Having a retail business means selling a product to customers and balancing your budget so that every month, hopefully, the sales you make outpace what you spend on operating your business, so as to make a profit. This is the basic model of business, and it has been solidly working for centuries.
However, the way that this model works changes as the times, fashions and technology do. For example, 50 years ago, cash, check and credit card were the only ways to pay for items. And while these methods of payment still exist, they are now accompanied by high tech variations, such as debit cards, online verification of credit card purchases, “cryptocurrencies,” and even the ability to pay for items through personal mobile computing devices like smartphones.
All of this means that we’ve come a long way from the humble, mechanical cash register ringing up a sale and being the primary means of collecting sales transactions. And that means that operating expenses have changed, which is one way that new methods—like cash discount programs—can help.
Micro-Transactions Eat At Your Bottom Line

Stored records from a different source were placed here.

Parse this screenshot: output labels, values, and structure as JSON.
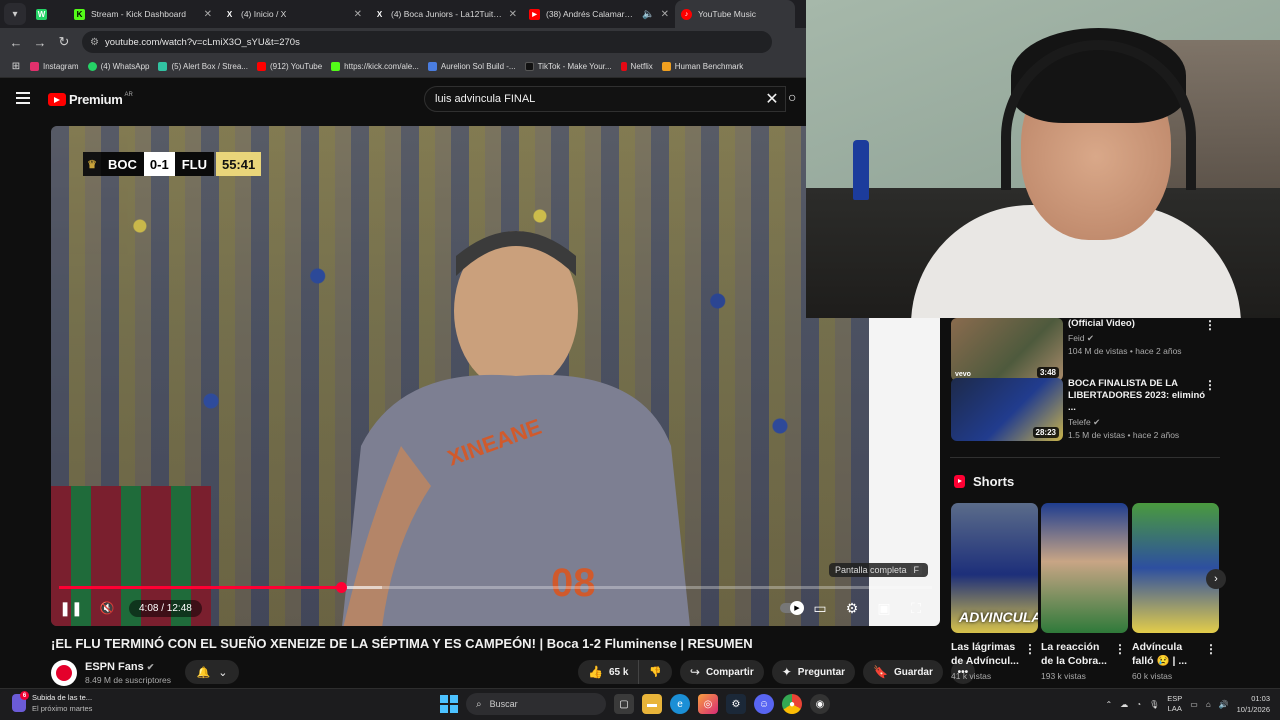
{
  "tabs": [
    {
      "label": "",
      "color": "#25d366",
      "glyph": "W"
    },
    {
      "label": "Stream - Kick Dashboard",
      "color": "#53fc18",
      "glyph": "K"
    },
    {
      "label": "(4) Inicio / X",
      "color": "#000000",
      "glyph": "X"
    },
    {
      "label": "(4) Boca Juniors - La12Tuitter",
      "color": "#000000",
      "glyph": "X"
    },
    {
      "label": "(38) Andrés Calamaro - Cl",
      "color": "#ff0000",
      "glyph": "▶"
    },
    {
      "label": "YouTube Music",
      "color": "#ff0000",
      "glyph": "♪"
    }
  ],
  "address": {
    "url": "youtube.com/watch?v=cLmiX3O_sYU&t=270s"
  },
  "bookmarks": [
    {
      "label": "Instagram",
      "color": "#e1306c"
    },
    {
      "label": "(4) WhatsApp",
      "color": "#25d366"
    },
    {
      "label": "(5) Alert Box / Strea...",
      "color": "#31c3a2"
    },
    {
      "label": "(912) YouTube",
      "color": "#ff0000"
    },
    {
      "label": "https://kick.com/ale...",
      "color": "#53fc18"
    },
    {
      "label": "Aurelion Sol Build -...",
      "color": "#4a7de0"
    },
    {
      "label": "TikTok - Make Your...",
      "color": "#111111"
    },
    {
      "label": "Netflix",
      "color": "#e50914"
    },
    {
      "label": "Human Benchmark",
      "color": "#f0a020"
    }
  ],
  "youtube": {
    "logo_text": "Premium",
    "region": "AR",
    "search_value": "luis advincula FINAL"
  },
  "video": {
    "scorebug": {
      "home": "BOC",
      "score": "0-1",
      "away": "FLU",
      "clock": "55:41"
    },
    "time": "4:08 / 12:48",
    "progress_played": 0.323,
    "progress_buffered": 0.37,
    "tooltip": "Pantalla completa",
    "tooltip_key": "F",
    "title": "¡EL FLU TERMINÓ CON EL SUEÑO XENEIZE DE LA SÉPTIMA Y ES CAMPEÓN! | Boca 1-2 Fluminense | RESUMEN"
  },
  "channel": {
    "name": "ESPN Fans",
    "subscribers": "8.49 M de suscriptores"
  },
  "actions": {
    "likes": "65 k",
    "share": "Compartir",
    "ask": "Preguntar",
    "save": "Guardar"
  },
  "recommendations": [
    {
      "title": "(Official Video)",
      "channel": "Feid",
      "stats": "104 M de vistas • hace 2 años",
      "duration": "3:48",
      "badge": "vevo"
    },
    {
      "title": "BOCA FINALISTA DE LA LIBERTADORES 2023: eliminó ...",
      "channel": "Telefe",
      "stats": "1.5 M de vistas • hace 2 años",
      "duration": "28:23",
      "badge": ""
    }
  ],
  "shorts": {
    "heading": "Shorts",
    "items": [
      {
        "title": "Las lágrimas de Advíncul...",
        "views": "41 k vistas",
        "overlay": "ADVINCULA"
      },
      {
        "title": "La reacción de la Cobra...",
        "views": "193 k vistas",
        "overlay": ""
      },
      {
        "title": "Advíncula falló 😢 | ...",
        "views": "60 k vistas",
        "overlay": ""
      }
    ]
  },
  "taskbar": {
    "weather_title": "Subida de las te...",
    "weather_sub": "El próximo martes",
    "weather_badge": "6",
    "search_placeholder": "Buscar",
    "lang_line1": "ESP",
    "lang_line2": "LAA",
    "time": "01:03",
    "date": "10/1/2026"
  }
}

Every little bit counts, and this is especially true over a long period of time. Process fees can be one of those expenses that, on the surface, don’t seem like much. It’s just a small percentage of the profit you’d normally make from a sale, diverted over to a fee charged for using a debit or a credit card. In one sense, it’s almost like a “toll” that you pay for choosing not to use to cash, except that the decision to not use cash is normally made by the customer, not you, despite the fact that you bear the cost of the transaction.
While it’s just a small percentage of the overall total sale, that’s still money that’s lost. So what happens over a long enough period of time? Just how much money are you losing? That, of course, depends on your sales, and how many customers choose to go with alternate forms of payment. But if you enjoy brisk sales, and many customers choose to use something other than cash, that small percentage adds up quickly to profit you’ve earned no longer going to you.

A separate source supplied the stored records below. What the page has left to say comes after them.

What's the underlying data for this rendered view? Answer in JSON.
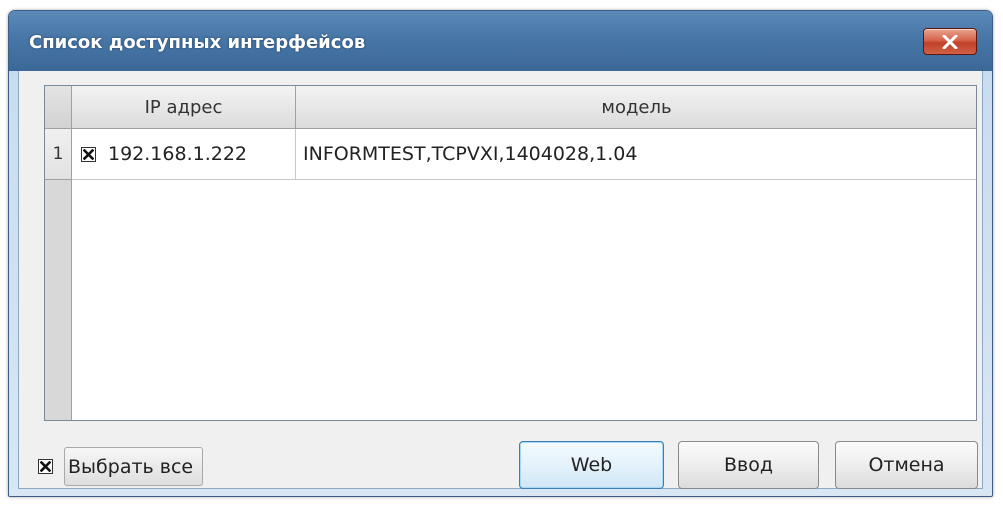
{
  "window": {
    "title": "Список доступных интерфейсов"
  },
  "table": {
    "columns": [
      "IP адрес",
      "модель"
    ],
    "rows": [
      {
        "number": "1",
        "checked": true,
        "ip": "192.168.1.222",
        "model": "INFORMTEST,TCPVXI,1404028,1.04"
      }
    ]
  },
  "footer": {
    "select_all_checked": true,
    "select_all_label": "Выбрать все",
    "buttons": {
      "web": "Web",
      "enter": "Ввод",
      "cancel": "Отмена"
    }
  },
  "colors": {
    "titlebar": "#4876a6",
    "close_button": "#c7472f",
    "default_button_border": "#3c7fb1"
  },
  "icons": {
    "close": "close-icon",
    "checkbox": "checkbox-checked-icon"
  }
}
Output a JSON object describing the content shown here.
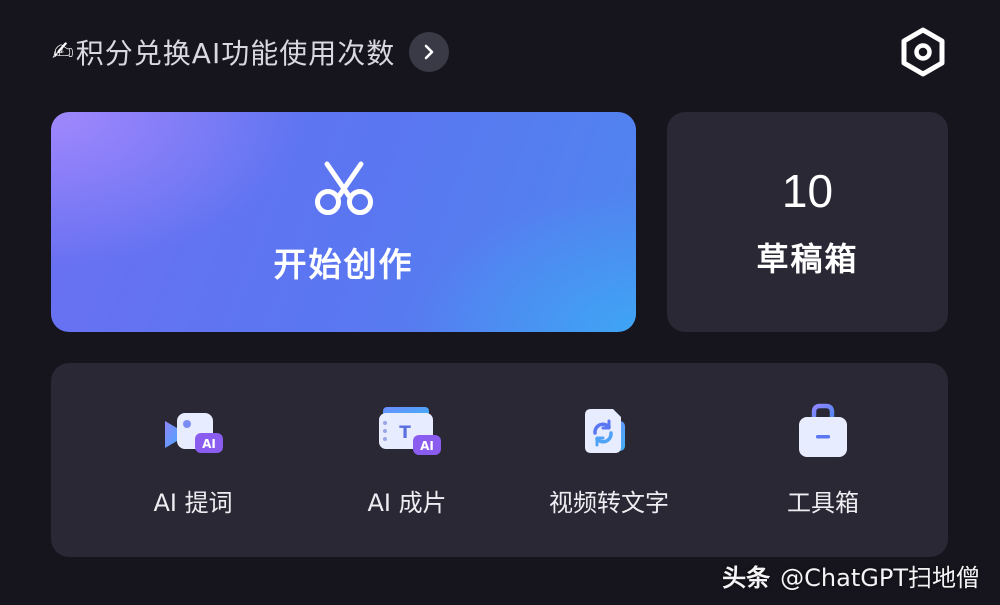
{
  "header": {
    "promo_icon": "✍",
    "promo_text": "积分兑换AI功能使用次数",
    "chevron_icon": "chevron-right-icon",
    "settings_icon": "hexagon-settings-icon"
  },
  "create_card": {
    "icon": "scissors-icon",
    "label": "开始创作",
    "gradient_colors": [
      "#a88cff",
      "#5b76f1",
      "#3caaf5"
    ]
  },
  "drafts_card": {
    "count": "10",
    "label": "草稿箱"
  },
  "tools": [
    {
      "icon": "ai-prompt-video-icon",
      "label": "AI 提词"
    },
    {
      "icon": "ai-film-icon",
      "label": "AI 成片"
    },
    {
      "icon": "video-to-text-icon",
      "label": "视频转文字"
    },
    {
      "icon": "toolbox-icon",
      "label": "工具箱"
    }
  ],
  "watermark": {
    "brand": "头条",
    "handle": "@ChatGPT扫地僧"
  },
  "colors": {
    "background": "#16151d",
    "card": "#292834",
    "accent_purple": "#7b6cf0",
    "accent_blue": "#3d7ff0"
  }
}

Cash Discounts Plug The Gap
Cash discount programs can put a stop to this, and make sure that your hard earned profits go straight to you. Rather than shouldering the processing fees, you put them on sales that use debit and credit processes. When people decide to pay with cash instead, you don’t apply those fees, giving them a cash discount instead. Of course, it’s important to remember that you clearly advertise this in your place of business. A discount is something people will want to take advantage of, so make sure that when you implement this, your customers know.
You’ll quickly see the results as all those little expenses are eliminated from your monthly operating budget. Now you no longer pay for the non-cash processing fees, and your customers enjoy a little price reduction. Everybody wins.